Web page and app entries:
§ §

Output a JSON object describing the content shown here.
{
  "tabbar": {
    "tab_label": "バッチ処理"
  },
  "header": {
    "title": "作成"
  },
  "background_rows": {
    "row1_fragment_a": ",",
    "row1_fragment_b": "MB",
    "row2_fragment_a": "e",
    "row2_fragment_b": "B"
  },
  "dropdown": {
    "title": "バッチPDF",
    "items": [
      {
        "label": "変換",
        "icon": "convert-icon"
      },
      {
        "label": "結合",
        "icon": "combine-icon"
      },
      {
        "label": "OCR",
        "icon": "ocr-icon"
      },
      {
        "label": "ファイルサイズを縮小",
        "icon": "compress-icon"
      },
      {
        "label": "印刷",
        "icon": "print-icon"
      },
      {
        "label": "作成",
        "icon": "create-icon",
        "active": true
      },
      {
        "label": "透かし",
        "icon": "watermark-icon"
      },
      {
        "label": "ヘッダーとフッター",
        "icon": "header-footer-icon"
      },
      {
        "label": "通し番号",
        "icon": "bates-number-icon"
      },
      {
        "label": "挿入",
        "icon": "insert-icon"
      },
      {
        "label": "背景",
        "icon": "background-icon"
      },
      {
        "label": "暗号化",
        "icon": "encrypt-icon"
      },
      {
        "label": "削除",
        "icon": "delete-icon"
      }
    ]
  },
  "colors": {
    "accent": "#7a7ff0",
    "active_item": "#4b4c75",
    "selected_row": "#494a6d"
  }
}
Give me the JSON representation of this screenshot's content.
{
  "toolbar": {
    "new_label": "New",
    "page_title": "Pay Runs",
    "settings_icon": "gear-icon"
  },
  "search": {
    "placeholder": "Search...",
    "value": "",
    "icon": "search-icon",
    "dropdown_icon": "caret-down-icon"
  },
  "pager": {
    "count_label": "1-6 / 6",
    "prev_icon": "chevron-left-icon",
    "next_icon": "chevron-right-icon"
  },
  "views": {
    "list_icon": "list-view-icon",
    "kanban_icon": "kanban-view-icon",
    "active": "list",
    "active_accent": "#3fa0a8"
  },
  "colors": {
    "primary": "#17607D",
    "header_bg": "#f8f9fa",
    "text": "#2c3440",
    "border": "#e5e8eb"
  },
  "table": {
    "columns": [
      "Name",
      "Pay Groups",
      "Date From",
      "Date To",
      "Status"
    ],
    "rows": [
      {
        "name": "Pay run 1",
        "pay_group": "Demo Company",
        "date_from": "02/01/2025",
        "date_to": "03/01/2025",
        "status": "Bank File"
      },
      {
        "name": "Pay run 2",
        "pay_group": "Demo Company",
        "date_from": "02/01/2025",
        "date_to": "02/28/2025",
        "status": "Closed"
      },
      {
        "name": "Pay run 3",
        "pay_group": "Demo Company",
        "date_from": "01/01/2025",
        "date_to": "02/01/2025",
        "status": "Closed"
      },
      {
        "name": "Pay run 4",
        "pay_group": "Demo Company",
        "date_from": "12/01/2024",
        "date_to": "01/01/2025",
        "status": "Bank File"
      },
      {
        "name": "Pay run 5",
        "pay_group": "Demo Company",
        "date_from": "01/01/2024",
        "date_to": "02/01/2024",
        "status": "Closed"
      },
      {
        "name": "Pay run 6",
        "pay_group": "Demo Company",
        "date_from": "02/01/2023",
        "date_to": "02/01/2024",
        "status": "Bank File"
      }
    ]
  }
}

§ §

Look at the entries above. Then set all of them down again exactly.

Output a JSON object describing the content shown here.
{
  "tabbar": {
    "tab_label": "バッチ処理"
  },
  "header": {
    "title": "作成"
  },
  "background_rows": {
    "row1_fragment_a": ",",
    "row1_fragment_b": "MB",
    "row2_fragment_a": "e",
    "row2_fragment_b": "B"
  },
  "dropdown": {
    "title": "バッチPDF",
    "items": [
      {
        "label": "変換",
        "icon": "convert-icon"
      },
      {
        "label": "結合",
        "icon": "combine-icon"
      },
      {
        "label": "OCR",
        "icon": "ocr-icon"
      },
      {
        "label": "ファイルサイズを縮小",
        "icon": "compress-icon"
      },
      {
        "label": "印刷",
        "icon": "print-icon"
      },
      {
        "label": "作成",
        "icon": "create-icon",
        "active": true
      },
      {
        "label": "透かし",
        "icon": "watermark-icon"
      },
      {
        "label": "ヘッダーとフッター",
        "icon": "header-footer-icon"
      },
      {
        "label": "通し番号",
        "icon": "bates-number-icon"
      },
      {
        "label": "挿入",
        "icon": "insert-icon"
      },
      {
        "label": "背景",
        "icon": "background-icon"
      },
      {
        "label": "暗号化",
        "icon": "encrypt-icon"
      },
      {
        "label": "削除",
        "icon": "delete-icon"
      }
    ]
  },
  "colors": {
    "accent": "#7a7ff0",
    "active_item": "#4b4c75",
    "selected_row": "#494a6d"
  }
}
Give me the JSON representation of this screenshot's content.
{
  "toolbar": {
    "new_label": "New",
    "page_title": "Pay Runs",
    "settings_icon": "gear-icon"
  },
  "search": {
    "placeholder": "Search...",
    "value": "",
    "icon": "search-icon",
    "dropdown_icon": "caret-down-icon"
  },
  "pager": {
    "count_label": "1-6 / 6",
    "prev_icon": "chevron-left-icon",
    "next_icon": "chevron-right-icon"
  },
  "views": {
    "list_icon": "list-view-icon",
    "kanban_icon": "kanban-view-icon",
    "active": "list",
    "active_accent": "#3fa0a8"
  },
  "colors": {
    "primary": "#17607D",
    "header_bg": "#f8f9fa",
    "text": "#2c3440",
    "border": "#e5e8eb"
  },
  "table": {
    "columns": [
      "Name",
      "Pay Groups",
      "Date From",
      "Date To",
      "Status"
    ],
    "rows": [
      {
        "name": "Pay run 1",
        "pay_group": "Demo Company",
        "date_from": "02/01/2025",
        "date_to": "03/01/2025",
        "status": "Bank File"
      },
      {
        "name": "Pay run 2",
        "pay_group": "Demo Company",
        "date_from": "02/01/2025",
        "date_to": "02/28/2025",
        "status": "Closed"
      },
      {
        "name": "Pay run 3",
        "pay_group": "Demo Company",
        "date_from": "01/01/2025",
        "date_to": "02/01/2025",
        "status": "Closed"
      },
      {
        "name": "Pay run 4",
        "pay_group": "Demo Company",
        "date_from": "12/01/2024",
        "date_to": "01/01/2025",
        "status": "Bank File"
      },
      {
        "name": "Pay run 5",
        "pay_group": "Demo Company",
        "date_from": "01/01/2024",
        "date_to": "02/01/2024",
        "status": "Closed"
      },
      {
        "name": "Pay run 6",
        "pay_group": "Demo Company",
        "date_from": "02/01/2023",
        "date_to": "02/01/2024",
        "status": "Bank File"
      }
    ]
  }
}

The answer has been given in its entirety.